boolean

added in 2.2 of ansible.builtin

Influence when to use atomic operation to prevent data corruption or inconsistent reads from the target filesystem object.

By default this module uses atomic operations to prevent data corruption or inconsistent reads from the target filesystem objects, but sometimes systems are configured or just broken in ways that prevent this. One example is docker mounted filesystem objects, which cannot be updated atomically from inside the container and can only be written in an unsafe manner.

This option allows Ansible to fall back to unsafe methods of updating filesystem objects when atomic operations fail (however, it doesn’t force Ansible to perform unsafe writes).

IMPORTANT! Unsafe writes are subject to race conditions and can lead to data corruption.
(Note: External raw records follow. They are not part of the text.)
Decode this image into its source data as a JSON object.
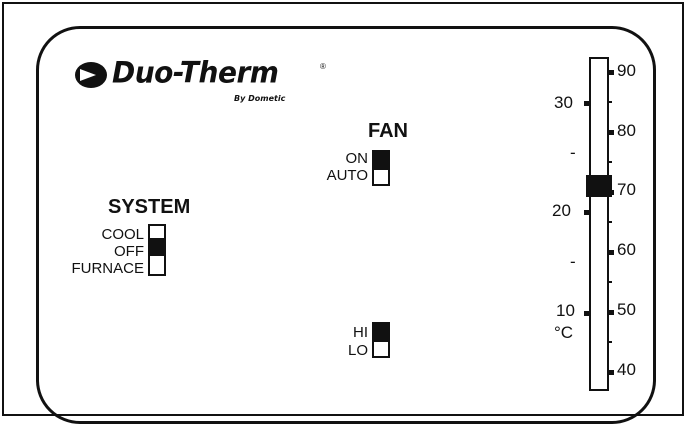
{
  "brand": {
    "name": "Duo-Therm",
    "registered": "®",
    "byline": "By Dometic"
  },
  "fan": {
    "title": "FAN",
    "mode_options": [
      "ON",
      "AUTO"
    ],
    "mode_selected": "ON",
    "speed_options": [
      "HI",
      "LO"
    ],
    "speed_selected": "HI"
  },
  "system": {
    "title": "SYSTEM",
    "options": [
      "COOL",
      "OFF",
      "FURNACE"
    ],
    "selected": "OFF"
  },
  "thermometer": {
    "celsius_labels": [
      "30",
      "-",
      "20",
      "-",
      "10"
    ],
    "celsius_unit": "°C",
    "fahrenheit_labels": [
      "90",
      "80",
      "70",
      "60",
      "50",
      "40"
    ],
    "set_temperature_f": 71
  },
  "colors": {
    "ink": "#111111",
    "background": "#ffffff"
  }
}
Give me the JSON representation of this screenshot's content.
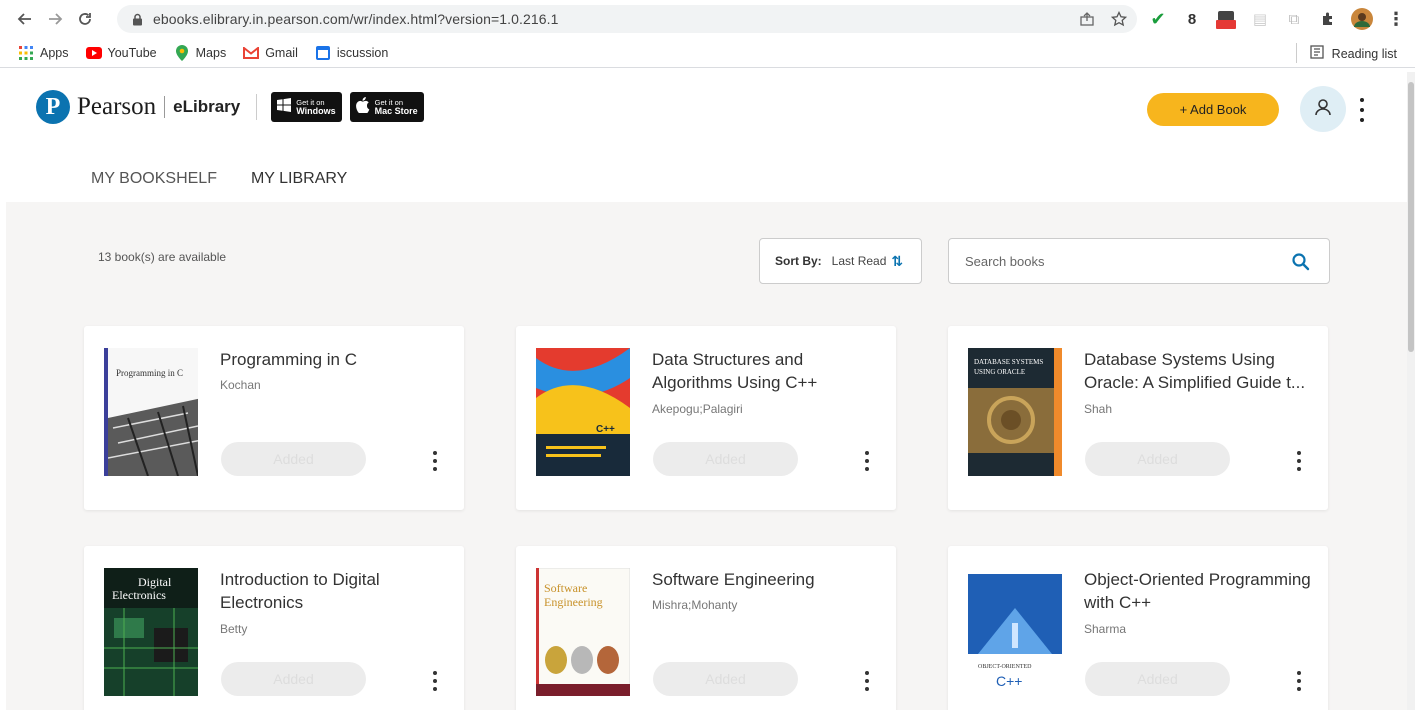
{
  "browser": {
    "url": "ebooks.elibrary.in.pearson.com/wr/index.html?version=1.0.216.1",
    "bookmarks": [
      {
        "label": "Apps",
        "icon": "apps-grid-icon"
      },
      {
        "label": "YouTube",
        "icon": "youtube-icon"
      },
      {
        "label": "Maps",
        "icon": "maps-pin-icon"
      },
      {
        "label": "Gmail",
        "icon": "gmail-icon"
      },
      {
        "label": "iscussion",
        "icon": "calendar-icon"
      }
    ],
    "reading_list": "Reading list",
    "extension_badge": "new"
  },
  "header": {
    "brand": "Pearson",
    "sub_brand": "eLibrary",
    "store_windows": {
      "small": "Get it on",
      "big": "Windows"
    },
    "store_mac": {
      "small": "Get it on",
      "big": "Mac Store"
    },
    "add_book": "+ Add Book"
  },
  "tabs": [
    {
      "label": "MY BOOKSHELF",
      "active": false
    },
    {
      "label": "MY LIBRARY",
      "active": true
    }
  ],
  "toolbar": {
    "count": "13 book(s) are available",
    "sort_label": "Sort By:",
    "sort_value": "Last Read",
    "search_placeholder": "Search books"
  },
  "books": [
    {
      "title": "Programming in C",
      "author": "Kochan",
      "status": "Added",
      "cover_text": "Programming in C"
    },
    {
      "title": "Data Structures and Algorithms Using C++",
      "author": "Akepogu;Palagiri",
      "status": "Added",
      "cover_text": "C++"
    },
    {
      "title": "Database Systems Using Oracle: A Simplified Guide t...",
      "author": "Shah",
      "status": "Added",
      "cover_text": "Database Systems Using Oracle"
    },
    {
      "title": "Introduction to Digital Electronics",
      "author": "Betty",
      "status": "Added",
      "cover_text": "Digital Electronics"
    },
    {
      "title": "Software Engineering",
      "author": "Mishra;Mohanty",
      "status": "Added",
      "cover_text": "Software Engineering"
    },
    {
      "title": "Object-Oriented Programming with C++",
      "author": "Sharma",
      "status": "Added",
      "cover_text": "C++"
    }
  ],
  "colors": {
    "accent": "#f7b51d",
    "brand_blue": "#0b73b0",
    "background": "#f6f5f4"
  }
}
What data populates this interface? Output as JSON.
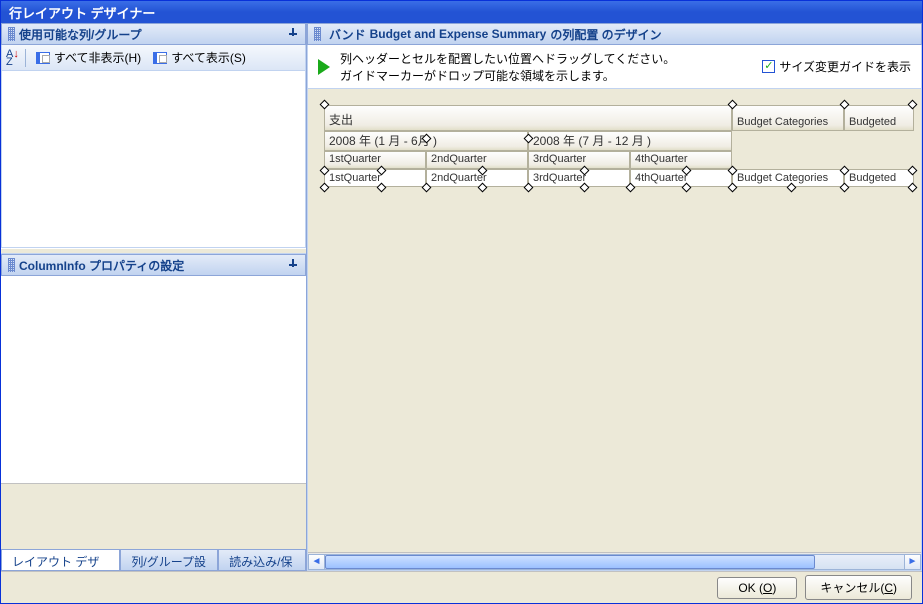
{
  "title": "行レイアウト デザイナー",
  "left": {
    "panel1": {
      "title": "使用可能な列/グループ",
      "btn_hide_all": "すべて非表示(H)",
      "btn_show_all": "すべて表示(S)"
    },
    "panel2": {
      "title": "ColumnInfo プロパティの設定"
    },
    "tabs": {
      "t1": "レイアウト デザイン",
      "t2": "列/グループ設定",
      "t3": "読み込み/保存"
    }
  },
  "right": {
    "header_prefix": "バンド",
    "header_band": "Budget and Expense Summary",
    "header_suffix": "の列配置 のデザイン",
    "help_line1": "列ヘッダーとセルを配置したい位置へドラッグしてください。",
    "help_line2": "ガイドマーカーがドロップ可能な領域を示します。",
    "chk_label": "サイズ変更ガイドを表示"
  },
  "grid": {
    "h_shishutsu": "支出",
    "h_budget_categories": "Budget Categories",
    "h_budgeted": "Budgeted",
    "h_2008_1_6": "2008 年 (1 月 - 6月 )",
    "h_2008_7_12": "2008 年 (7 月 - 12 月 )",
    "h_q1": "1stQuarter",
    "h_q2": "2ndQuarter",
    "h_q3": "3rdQuarter",
    "h_q4": "4thQuarter",
    "c_q1": "1stQuarter",
    "c_q2": "2ndQuarter",
    "c_q3": "3rdQuarter",
    "c_q4": "4thQuarter",
    "c_budget_categories": "Budget Categories",
    "c_budgeted": "Budgeted"
  },
  "footer": {
    "ok": "OK (O)",
    "cancel": "キャンセル(C)"
  }
}
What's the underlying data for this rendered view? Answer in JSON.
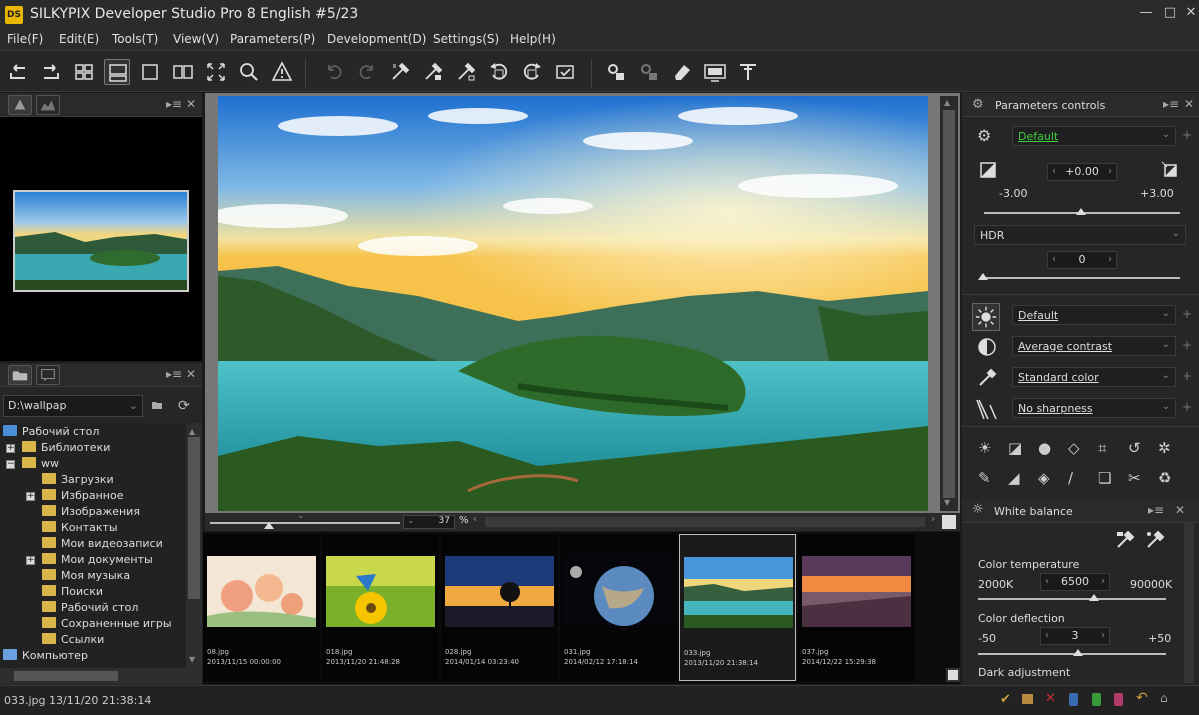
{
  "window": {
    "icon_text": "DS",
    "title": "SILKYPIX Developer Studio Pro 8 English   #5/23",
    "minimize": "—",
    "maximize": "□",
    "close": "✕"
  },
  "menu": [
    "File(F)",
    "Edit(E)",
    "Tools(T)",
    "View(V)",
    "Parameters(P)",
    "Development(D)",
    "Settings(S)",
    "Help(H)"
  ],
  "toolbar_icons": [
    "prev-icon",
    "next-icon",
    "thumbnail-grid-icon",
    "preview-thumbnail-icon",
    "single-view-icon",
    "compare-view-icon",
    "fullscreen-icon",
    "zoom-icon",
    "warning-icon",
    "undo-icon",
    "redo-icon",
    "paste-params-icon",
    "copy-params-icon",
    "paste-all-icon",
    "rotate-left-icon",
    "rotate-right-icon",
    "check-icon",
    "develop-icon",
    "batch-develop-icon",
    "eraser-icon",
    "monitor-icon",
    "tool-icon"
  ],
  "folder": {
    "path": "D:\\wallpap",
    "tree": [
      {
        "label": "Рабочий стол",
        "level": 0,
        "type": "desktop"
      },
      {
        "label": "Библиотеки",
        "level": 1,
        "type": "folder",
        "expander": "+"
      },
      {
        "label": "ww",
        "level": 1,
        "type": "folder",
        "expander": "−"
      },
      {
        "label": "Загрузки",
        "level": 2,
        "type": "folder"
      },
      {
        "label": "Избранное",
        "level": 2,
        "type": "folder",
        "expander": "+"
      },
      {
        "label": "Изображения",
        "level": 2,
        "type": "folder"
      },
      {
        "label": "Контакты",
        "level": 2,
        "type": "folder"
      },
      {
        "label": "Мои видеозаписи",
        "level": 2,
        "type": "folder"
      },
      {
        "label": "Мои документы",
        "level": 2,
        "type": "folder",
        "expander": "+"
      },
      {
        "label": "Моя музыка",
        "level": 2,
        "type": "folder"
      },
      {
        "label": "Поиски",
        "level": 2,
        "type": "folder"
      },
      {
        "label": "Рабочий стол",
        "level": 2,
        "type": "folder"
      },
      {
        "label": "Сохраненные игры",
        "level": 2,
        "type": "folder"
      },
      {
        "label": "Ссылки",
        "level": 2,
        "type": "folder"
      },
      {
        "label": "Компьютер",
        "level": 0,
        "type": "computer",
        "expander": "−"
      }
    ]
  },
  "zoom": {
    "value": "37",
    "unit": "%"
  },
  "filmstrip": [
    {
      "name": "08.jpg",
      "date": "2013/11/15 00:00:00",
      "theme": "roses"
    },
    {
      "name": "018.jpg",
      "date": "2013/11/20 21:48:28",
      "theme": "butterfly"
    },
    {
      "name": "028.jpg",
      "date": "2014/01/14 03:23:40",
      "theme": "tree"
    },
    {
      "name": "031.jpg",
      "date": "2014/02/12 17:18:14",
      "theme": "planet"
    },
    {
      "name": "033.jpg",
      "date": "2013/11/20 21:38:14",
      "theme": "lake",
      "selected": true
    },
    {
      "name": "037.jpg",
      "date": "2014/12/22 15:29:38",
      "theme": "sunset"
    }
  ],
  "params": {
    "title": "Parameters controls",
    "taste": "Default",
    "exposure": {
      "value": "+0.00",
      "min": "-3.00",
      "max": "+3.00"
    },
    "hdr": {
      "label": "HDR",
      "value": "0"
    },
    "tone": "Default",
    "contrast": "Average contrast",
    "color": "Standard color",
    "sharpness": "No sharpness"
  },
  "white_balance": {
    "title": "White balance",
    "temp_label": "Color temperature",
    "temp_min": "2000K",
    "temp_value": "6500",
    "temp_max": "90000K",
    "deflection_label": "Color deflection",
    "defl_min": "-50",
    "defl_value": "3",
    "defl_max": "+50",
    "dark_label": "Dark adjustment"
  },
  "status": {
    "text": "033.jpg 13/11/20 21:38:14"
  },
  "colors": {
    "accent_green": "#3ecf3e",
    "panel": "#262626",
    "background": "#1c1c1c"
  }
}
Choices:

  • no ← (default)

  • yes

Notes

Note

  • This module depends on the passlib Python library, which needs to be installed on all target systems.

  • On Debian, Ubuntu, or Fedora: install python-passlib.

  • On RHEL or CentOS: Enable EPEL, then install python-passlib.

Examples

- name: Add a user to a password file and ensure permissions are set
  community.general.htpasswd:
    path: /etc/nginx/passwdfile
    name: janedoe
    password: '9s36?;fyNp'
    owner: root
    group: www-data
    mode: 0640

- name: Remove a user from a password file
  community.general.htpasswd:
    path: /etc/apache2/passwdfile
    name: foobar
    state: absent

- name: Add a user to a password file suitable for use by libpam-pwdfile
  community.general.htpasswd:
    path: /etc/mail/passwords
    name: alex
    password: oedu2eGh
    crypt_scheme: md5_crypt

Authors

  • Ansible Core Team